Employers like to review OSHA’s annual list of top ten most-cited standards, but the list of citations by penalty amounts shows how any employer could face serious violations with significant penalties.
OSHA’s annual top ten list covers both general industry and construction, and it doesn’t change much from year to year, with the same ten standards showing up, although they often appear in a different order.
To look at the data another way, we pulled the top ten general industry standards by penalty amounts. Each standard racked up more than $2 million in penalties during the 2022 fiscal year that ended September 30, 2022.

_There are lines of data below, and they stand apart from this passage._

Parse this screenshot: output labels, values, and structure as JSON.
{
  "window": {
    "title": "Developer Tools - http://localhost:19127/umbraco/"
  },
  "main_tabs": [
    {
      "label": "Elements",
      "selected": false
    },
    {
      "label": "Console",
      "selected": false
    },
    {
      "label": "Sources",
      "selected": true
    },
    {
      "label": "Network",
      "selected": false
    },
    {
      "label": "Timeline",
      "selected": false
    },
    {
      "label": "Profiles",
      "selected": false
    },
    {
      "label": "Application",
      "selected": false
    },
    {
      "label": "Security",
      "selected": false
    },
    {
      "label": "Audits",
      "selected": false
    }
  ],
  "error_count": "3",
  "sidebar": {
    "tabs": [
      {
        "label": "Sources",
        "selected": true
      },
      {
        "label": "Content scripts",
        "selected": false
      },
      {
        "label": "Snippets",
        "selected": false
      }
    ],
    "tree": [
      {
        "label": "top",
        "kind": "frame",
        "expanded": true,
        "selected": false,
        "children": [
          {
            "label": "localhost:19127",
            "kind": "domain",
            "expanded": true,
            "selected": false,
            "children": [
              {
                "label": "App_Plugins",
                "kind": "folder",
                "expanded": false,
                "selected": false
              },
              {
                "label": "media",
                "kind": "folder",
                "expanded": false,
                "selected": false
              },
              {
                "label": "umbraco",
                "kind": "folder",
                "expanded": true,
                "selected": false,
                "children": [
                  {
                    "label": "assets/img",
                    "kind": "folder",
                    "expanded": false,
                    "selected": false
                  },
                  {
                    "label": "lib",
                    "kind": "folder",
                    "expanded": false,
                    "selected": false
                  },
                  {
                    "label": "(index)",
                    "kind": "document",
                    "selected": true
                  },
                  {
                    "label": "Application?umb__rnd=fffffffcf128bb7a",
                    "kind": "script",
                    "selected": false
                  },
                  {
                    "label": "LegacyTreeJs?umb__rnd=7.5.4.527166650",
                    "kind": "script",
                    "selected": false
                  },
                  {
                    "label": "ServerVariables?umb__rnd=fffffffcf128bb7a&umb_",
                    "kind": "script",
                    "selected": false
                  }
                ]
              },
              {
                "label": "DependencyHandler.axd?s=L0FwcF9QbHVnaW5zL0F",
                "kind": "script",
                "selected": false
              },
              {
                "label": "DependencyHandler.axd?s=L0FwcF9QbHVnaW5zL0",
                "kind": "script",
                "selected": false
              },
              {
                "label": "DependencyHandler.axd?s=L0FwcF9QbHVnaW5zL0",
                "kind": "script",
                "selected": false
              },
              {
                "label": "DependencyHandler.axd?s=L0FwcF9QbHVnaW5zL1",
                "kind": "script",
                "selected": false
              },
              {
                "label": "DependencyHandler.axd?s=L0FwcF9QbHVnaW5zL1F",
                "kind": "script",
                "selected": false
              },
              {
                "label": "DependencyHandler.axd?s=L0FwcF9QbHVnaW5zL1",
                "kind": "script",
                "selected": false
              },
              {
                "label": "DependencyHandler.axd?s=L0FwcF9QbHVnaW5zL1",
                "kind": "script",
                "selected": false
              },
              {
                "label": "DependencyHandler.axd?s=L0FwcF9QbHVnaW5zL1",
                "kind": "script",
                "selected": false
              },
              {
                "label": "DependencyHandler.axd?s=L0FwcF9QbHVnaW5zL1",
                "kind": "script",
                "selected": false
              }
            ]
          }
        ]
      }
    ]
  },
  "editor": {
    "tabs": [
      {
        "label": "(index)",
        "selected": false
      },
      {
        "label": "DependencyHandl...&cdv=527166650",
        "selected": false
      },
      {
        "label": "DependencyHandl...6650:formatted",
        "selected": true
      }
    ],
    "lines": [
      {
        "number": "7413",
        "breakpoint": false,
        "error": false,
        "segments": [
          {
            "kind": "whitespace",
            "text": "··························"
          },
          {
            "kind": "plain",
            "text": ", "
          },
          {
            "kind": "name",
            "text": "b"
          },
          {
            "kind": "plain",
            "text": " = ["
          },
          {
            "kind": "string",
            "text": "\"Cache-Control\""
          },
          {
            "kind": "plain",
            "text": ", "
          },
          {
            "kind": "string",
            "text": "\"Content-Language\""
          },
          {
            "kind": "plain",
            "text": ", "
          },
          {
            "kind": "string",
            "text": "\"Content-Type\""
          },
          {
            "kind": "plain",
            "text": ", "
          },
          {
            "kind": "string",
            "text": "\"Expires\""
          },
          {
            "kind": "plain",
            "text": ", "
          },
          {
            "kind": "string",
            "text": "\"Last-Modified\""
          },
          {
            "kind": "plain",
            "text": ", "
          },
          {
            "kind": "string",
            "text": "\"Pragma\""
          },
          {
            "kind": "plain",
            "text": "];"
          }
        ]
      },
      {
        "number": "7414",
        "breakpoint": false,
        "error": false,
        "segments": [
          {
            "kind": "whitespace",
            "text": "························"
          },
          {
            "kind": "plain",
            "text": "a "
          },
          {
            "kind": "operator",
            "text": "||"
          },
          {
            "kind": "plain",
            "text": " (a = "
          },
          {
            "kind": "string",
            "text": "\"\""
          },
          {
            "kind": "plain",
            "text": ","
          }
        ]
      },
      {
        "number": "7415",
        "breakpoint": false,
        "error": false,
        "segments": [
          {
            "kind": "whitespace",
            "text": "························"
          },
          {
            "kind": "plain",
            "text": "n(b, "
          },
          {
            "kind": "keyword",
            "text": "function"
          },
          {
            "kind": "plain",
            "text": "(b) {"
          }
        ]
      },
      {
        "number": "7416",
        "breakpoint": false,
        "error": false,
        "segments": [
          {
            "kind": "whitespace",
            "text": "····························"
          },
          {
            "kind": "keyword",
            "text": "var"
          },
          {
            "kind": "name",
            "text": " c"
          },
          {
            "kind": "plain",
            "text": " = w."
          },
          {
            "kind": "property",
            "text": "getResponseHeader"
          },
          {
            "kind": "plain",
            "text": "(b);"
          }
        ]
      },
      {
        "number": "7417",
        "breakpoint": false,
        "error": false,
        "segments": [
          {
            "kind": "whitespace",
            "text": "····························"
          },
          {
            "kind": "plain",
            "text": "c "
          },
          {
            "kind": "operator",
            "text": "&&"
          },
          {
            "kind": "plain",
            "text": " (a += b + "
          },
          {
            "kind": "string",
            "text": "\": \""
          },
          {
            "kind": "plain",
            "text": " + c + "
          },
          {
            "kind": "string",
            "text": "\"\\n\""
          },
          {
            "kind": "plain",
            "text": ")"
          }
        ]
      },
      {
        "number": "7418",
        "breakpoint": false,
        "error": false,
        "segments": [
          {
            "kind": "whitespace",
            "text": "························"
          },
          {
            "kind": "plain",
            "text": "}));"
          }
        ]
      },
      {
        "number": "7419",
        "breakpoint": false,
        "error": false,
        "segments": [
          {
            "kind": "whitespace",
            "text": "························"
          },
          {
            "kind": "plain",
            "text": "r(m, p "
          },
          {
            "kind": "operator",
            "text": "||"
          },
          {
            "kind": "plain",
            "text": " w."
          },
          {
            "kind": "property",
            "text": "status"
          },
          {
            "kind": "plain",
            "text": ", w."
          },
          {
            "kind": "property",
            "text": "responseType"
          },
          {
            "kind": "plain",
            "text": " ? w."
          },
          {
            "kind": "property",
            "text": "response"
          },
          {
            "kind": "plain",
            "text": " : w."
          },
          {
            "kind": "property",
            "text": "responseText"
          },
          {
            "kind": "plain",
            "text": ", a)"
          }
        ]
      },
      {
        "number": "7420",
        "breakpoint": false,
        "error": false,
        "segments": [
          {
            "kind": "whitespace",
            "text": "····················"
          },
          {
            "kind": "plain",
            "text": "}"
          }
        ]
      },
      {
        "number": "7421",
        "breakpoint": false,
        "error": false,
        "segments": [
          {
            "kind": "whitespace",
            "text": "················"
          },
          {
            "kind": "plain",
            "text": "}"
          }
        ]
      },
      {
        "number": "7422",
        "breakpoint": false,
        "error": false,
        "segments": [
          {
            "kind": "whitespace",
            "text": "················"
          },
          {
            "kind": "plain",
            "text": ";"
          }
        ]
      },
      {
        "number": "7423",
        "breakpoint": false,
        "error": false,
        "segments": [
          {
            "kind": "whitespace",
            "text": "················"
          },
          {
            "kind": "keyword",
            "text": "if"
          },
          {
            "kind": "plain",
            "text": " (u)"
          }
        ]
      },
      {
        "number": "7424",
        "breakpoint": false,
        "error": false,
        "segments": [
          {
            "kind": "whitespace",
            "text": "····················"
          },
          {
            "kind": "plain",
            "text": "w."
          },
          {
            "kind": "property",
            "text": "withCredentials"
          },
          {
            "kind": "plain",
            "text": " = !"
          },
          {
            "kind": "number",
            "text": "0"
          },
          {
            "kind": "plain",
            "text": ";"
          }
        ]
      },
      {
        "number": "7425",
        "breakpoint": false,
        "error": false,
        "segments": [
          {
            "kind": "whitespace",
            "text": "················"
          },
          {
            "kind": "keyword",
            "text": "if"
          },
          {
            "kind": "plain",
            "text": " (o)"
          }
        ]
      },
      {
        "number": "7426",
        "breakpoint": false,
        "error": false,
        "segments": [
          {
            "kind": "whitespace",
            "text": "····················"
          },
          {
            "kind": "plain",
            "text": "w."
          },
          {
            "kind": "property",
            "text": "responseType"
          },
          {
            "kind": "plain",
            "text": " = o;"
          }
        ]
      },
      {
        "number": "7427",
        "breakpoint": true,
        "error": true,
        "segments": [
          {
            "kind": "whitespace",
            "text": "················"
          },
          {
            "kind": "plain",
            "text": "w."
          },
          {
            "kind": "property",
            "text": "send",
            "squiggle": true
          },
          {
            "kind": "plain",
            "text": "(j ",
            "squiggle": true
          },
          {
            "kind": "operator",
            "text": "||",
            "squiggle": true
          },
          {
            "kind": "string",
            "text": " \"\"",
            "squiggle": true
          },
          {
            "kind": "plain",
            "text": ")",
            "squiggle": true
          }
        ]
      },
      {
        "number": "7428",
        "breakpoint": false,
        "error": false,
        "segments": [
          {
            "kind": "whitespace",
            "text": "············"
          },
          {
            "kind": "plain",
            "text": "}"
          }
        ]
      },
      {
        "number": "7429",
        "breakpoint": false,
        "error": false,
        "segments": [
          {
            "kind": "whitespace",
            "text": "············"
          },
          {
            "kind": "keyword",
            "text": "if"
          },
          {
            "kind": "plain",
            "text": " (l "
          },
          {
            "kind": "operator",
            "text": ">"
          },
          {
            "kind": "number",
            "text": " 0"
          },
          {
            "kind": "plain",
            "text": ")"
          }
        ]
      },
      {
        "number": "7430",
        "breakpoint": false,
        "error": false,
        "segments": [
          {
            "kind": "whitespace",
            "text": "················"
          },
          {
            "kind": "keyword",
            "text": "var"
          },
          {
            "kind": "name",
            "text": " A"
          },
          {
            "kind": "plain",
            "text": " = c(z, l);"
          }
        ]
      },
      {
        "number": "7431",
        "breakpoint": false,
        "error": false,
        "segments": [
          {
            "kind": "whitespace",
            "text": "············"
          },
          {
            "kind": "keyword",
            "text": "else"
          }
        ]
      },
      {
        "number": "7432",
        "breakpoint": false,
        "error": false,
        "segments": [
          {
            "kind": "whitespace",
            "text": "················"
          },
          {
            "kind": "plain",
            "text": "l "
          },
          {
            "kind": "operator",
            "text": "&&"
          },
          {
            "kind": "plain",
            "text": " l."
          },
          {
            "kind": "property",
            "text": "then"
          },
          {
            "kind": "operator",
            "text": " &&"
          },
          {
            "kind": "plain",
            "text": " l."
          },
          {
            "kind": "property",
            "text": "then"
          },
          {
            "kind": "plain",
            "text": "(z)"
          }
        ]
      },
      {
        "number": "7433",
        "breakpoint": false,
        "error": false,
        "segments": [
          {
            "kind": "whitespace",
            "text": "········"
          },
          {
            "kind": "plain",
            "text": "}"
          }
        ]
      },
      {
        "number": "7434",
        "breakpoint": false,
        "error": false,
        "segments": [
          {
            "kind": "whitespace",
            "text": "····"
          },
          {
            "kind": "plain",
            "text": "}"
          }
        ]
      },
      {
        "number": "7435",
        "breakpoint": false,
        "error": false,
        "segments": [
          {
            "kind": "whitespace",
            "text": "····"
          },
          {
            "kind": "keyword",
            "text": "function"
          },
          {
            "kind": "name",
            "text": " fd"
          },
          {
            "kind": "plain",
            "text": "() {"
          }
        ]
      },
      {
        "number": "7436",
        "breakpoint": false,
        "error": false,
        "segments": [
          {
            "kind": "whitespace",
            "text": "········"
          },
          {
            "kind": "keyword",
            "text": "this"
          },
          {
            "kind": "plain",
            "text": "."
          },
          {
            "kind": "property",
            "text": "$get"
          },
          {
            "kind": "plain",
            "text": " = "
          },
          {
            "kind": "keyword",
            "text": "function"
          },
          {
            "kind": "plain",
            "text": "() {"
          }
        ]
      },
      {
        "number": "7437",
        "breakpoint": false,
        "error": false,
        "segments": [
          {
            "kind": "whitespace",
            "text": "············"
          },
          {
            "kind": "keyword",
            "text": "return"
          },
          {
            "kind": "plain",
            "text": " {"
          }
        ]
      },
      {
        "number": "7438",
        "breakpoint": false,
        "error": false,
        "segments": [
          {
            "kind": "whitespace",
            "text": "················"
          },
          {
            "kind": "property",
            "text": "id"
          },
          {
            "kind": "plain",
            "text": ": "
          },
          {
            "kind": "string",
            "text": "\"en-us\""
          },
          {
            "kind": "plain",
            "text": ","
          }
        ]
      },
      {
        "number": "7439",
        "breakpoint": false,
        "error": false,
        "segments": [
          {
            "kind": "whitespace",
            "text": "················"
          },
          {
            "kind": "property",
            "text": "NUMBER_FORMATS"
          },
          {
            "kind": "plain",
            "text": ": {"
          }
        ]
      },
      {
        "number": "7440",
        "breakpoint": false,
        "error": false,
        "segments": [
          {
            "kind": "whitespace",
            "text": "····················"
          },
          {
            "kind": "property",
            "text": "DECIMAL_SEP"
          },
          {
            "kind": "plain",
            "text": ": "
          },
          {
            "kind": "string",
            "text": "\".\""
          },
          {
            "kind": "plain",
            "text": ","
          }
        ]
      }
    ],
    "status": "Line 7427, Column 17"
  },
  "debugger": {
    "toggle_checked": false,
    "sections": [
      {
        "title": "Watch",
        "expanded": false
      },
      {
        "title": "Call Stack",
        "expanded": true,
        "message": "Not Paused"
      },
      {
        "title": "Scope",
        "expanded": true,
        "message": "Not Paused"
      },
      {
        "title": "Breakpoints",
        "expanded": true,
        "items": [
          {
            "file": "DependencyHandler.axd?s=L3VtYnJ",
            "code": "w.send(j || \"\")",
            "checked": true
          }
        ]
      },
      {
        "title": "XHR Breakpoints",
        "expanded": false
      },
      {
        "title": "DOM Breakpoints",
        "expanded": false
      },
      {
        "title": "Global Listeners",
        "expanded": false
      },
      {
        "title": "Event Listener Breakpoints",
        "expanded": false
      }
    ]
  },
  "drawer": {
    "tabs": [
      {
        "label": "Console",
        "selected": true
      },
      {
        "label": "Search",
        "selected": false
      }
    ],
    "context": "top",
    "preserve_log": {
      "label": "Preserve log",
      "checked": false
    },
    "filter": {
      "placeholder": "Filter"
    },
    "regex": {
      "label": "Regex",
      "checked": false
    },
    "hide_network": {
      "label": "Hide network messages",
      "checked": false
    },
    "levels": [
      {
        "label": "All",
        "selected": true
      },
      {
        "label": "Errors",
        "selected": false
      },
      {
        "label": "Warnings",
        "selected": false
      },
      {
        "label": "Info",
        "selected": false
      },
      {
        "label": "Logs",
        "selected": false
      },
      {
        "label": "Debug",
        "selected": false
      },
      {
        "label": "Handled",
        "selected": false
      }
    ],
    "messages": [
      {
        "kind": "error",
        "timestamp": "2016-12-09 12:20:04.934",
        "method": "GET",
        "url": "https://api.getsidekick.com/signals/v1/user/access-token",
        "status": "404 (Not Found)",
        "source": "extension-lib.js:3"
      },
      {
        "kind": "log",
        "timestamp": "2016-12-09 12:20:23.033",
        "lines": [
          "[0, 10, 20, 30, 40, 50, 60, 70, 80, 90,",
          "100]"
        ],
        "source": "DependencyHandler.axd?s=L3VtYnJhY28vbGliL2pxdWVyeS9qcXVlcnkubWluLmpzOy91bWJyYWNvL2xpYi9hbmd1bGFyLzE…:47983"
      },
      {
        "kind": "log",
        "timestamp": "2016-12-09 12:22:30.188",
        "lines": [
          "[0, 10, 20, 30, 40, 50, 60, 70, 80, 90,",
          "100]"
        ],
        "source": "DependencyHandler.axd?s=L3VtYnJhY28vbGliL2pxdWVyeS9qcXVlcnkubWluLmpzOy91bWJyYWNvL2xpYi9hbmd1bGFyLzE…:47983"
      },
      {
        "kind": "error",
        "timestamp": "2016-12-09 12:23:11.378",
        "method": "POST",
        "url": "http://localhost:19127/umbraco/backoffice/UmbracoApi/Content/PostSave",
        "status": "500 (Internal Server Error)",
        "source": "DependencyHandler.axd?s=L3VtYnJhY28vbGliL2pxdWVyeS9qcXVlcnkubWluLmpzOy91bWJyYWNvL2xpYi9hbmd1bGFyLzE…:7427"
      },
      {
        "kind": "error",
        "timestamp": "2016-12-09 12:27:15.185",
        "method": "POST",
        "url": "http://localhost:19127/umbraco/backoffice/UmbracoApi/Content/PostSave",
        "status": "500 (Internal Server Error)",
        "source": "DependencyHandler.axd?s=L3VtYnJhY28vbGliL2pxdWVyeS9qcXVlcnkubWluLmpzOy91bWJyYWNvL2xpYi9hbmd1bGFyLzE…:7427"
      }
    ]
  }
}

The first five appear on OSHA’s most-cited list, although in a different order. Violations for lockout/tagout and machine guarding are usually cited as “serious” with high fines, moving to the top of the list by penalty amount. In fact, lockout/tagout totaled more than $12 million in penalties.
Since we excluded construction (Part 1926), the second half of the list adds a number of standards that don’t appear on OSHA’s annual most-cited list.
Coming in at number six with just over $3 million in fines is the Walking-Working Surface regulation at 1910.22. Among other things, it requires keeping the workplace in a clean and dry condition, free from hazards like sharp objects, and correcting hazards before employees use the area.
Recently, an Ohio employer faced a proposed penalty of more than $10,000 under this standard. OSHA found oil spilled on a diamond plate metal working surface that created a slipping hazard.
The fall protection standard in the number 10 slot also appears in the Walking-Working Surface regulations. While fall protection in construction hits the top slot on OSHA’s overall list, fall protection in general industry also creates a risk of serious injuries. Total fines were just over $2.6 million.
In seventh place, the General Duty Clause makes the list. OSHA can cite this only for serious hazards, so penalties are naturally higher. The exact hazard cited may differ, but OSHA has applied it to heat illness, ergonomics, and workplace violence (among other things).
Exit routes come in at eighth place. An obstructed route or locked exit door could cause fatalities by delaying egress during an emergency, so these are “serious” violations as well. OSHA also cites for missing or inadequate exits signs. These violations commonly occur in retail and warehousing as well as manufacturing.
Finally, improper use of electrical equipment could result in serious injury. The electrical standard at 1910.303 contains a lot of requirements, and includes a variation of the General Duty Clause which says, “Electric equipment shall be free from recognized hazards that are likely to cause death or serious physical harm to employees.” This section also requires using equipment “in accordance with any instructions included in the listing or labeling.” Problems may include overloading equipment, using the wrong voltage rating, damage to wires, and similar issues.
Employers need to follow dozens of regulations, and staying in compliance may require regular self-inspections to identify and correct any violations. The Audits feature in the J. J. Keller® SAFETY MANAGEMENT SUITE provides numerous ready-to-use checklists with questions on dozens of topics. The results can help you identify potential hazards or compliance issues and fix them before anyone gets hurt.